France's first lady Carla Bruni-Sarkozy has promised a convicted Red Brigades activist that she will not be extradited to Italy.
Sarkozy said he asked his wife to intervene on humanitarian grounds
Marina Petrella, 54, played a key part in the militant group, which was involved in the 1981 murder of a police officer in Rome. She is receiving treatment in a Paris hospital after going on a hunger strike to protest extradition to Italy, where she would face charges.
President Nicolas Sarkozy announced on Monday, Oct. 13, that his Italian-born wife had visited Petrella and that she would not be expelled. Sarkozy said he made the decision over the weekend on "humanitarian grounds."

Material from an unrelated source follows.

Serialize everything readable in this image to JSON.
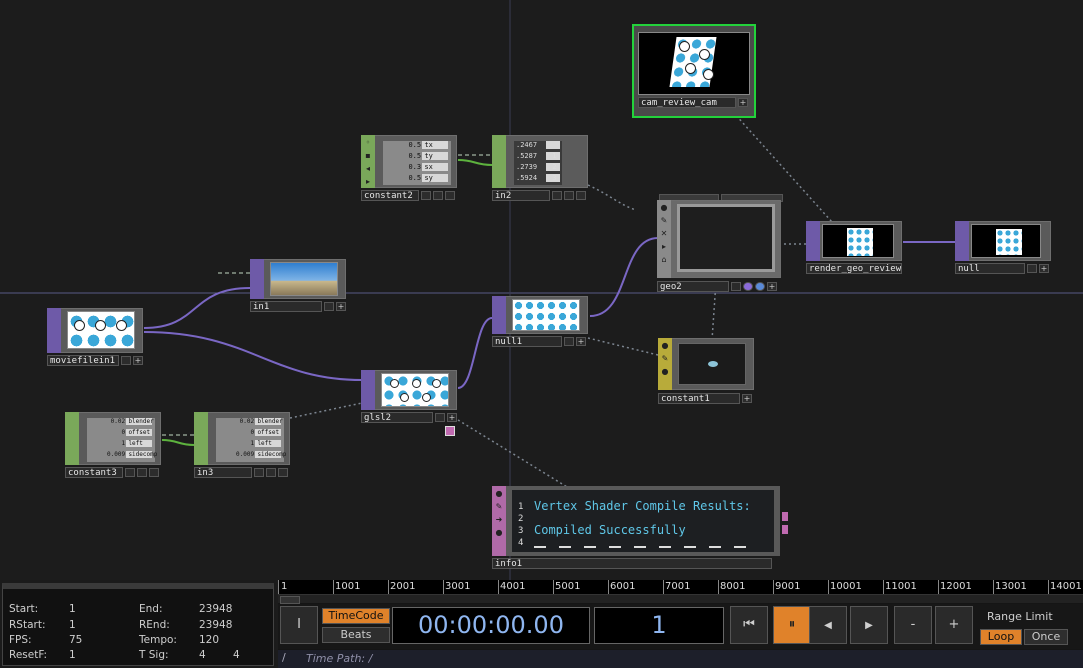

The news incensed many in Italy, particularly relatives of victims. The Italian Marxist-Leninist terrorist group Brigate Rosse or Red Brigades was responsible for thousands of acts of violence and believed to have been involved in 400 deaths during the 1970s and 1980s.

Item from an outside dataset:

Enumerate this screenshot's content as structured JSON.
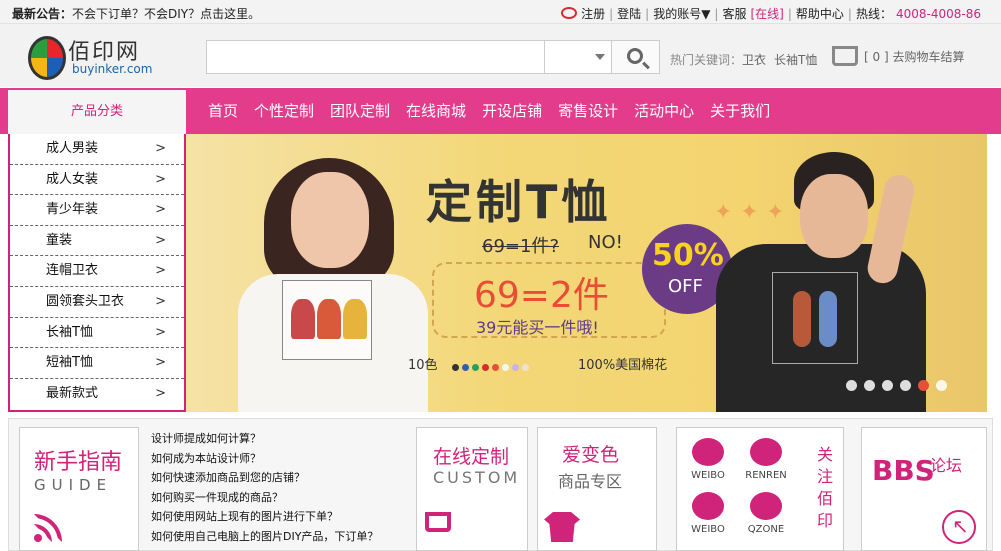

Just following orders?
The group was extremely violent
Sarkozy confirmed that Carla Bruni-Sarkozy had personally delivered the news to Petrella. Sarkozy said that Petrella's hunger strike needed to be stopped and he thought that the news could put an end to it.
"My wife was there for a very simple reason: I asked her to do it," Sarkozy told a news conference in Paris. "I asked her to go because Ms Petrella was in danger of dying."
But Valeria Bruni-Tedeschi, the first lady's sister, said she had asked Bruni-Sarkozy to go to the president and urge him to block the extradition. Bruni-Tedeschi said she and her sister had together broken the news to Petrella last Wednesday.
"I just felt that it would be a terrible thing for her to die," Valeria Bruni-Tedeschi reportedly told Europe 1 radio.
Petrella had been convicted of plotting to murder a senior Rome police officer and to kidnap a judge. She had been living in France since 1993.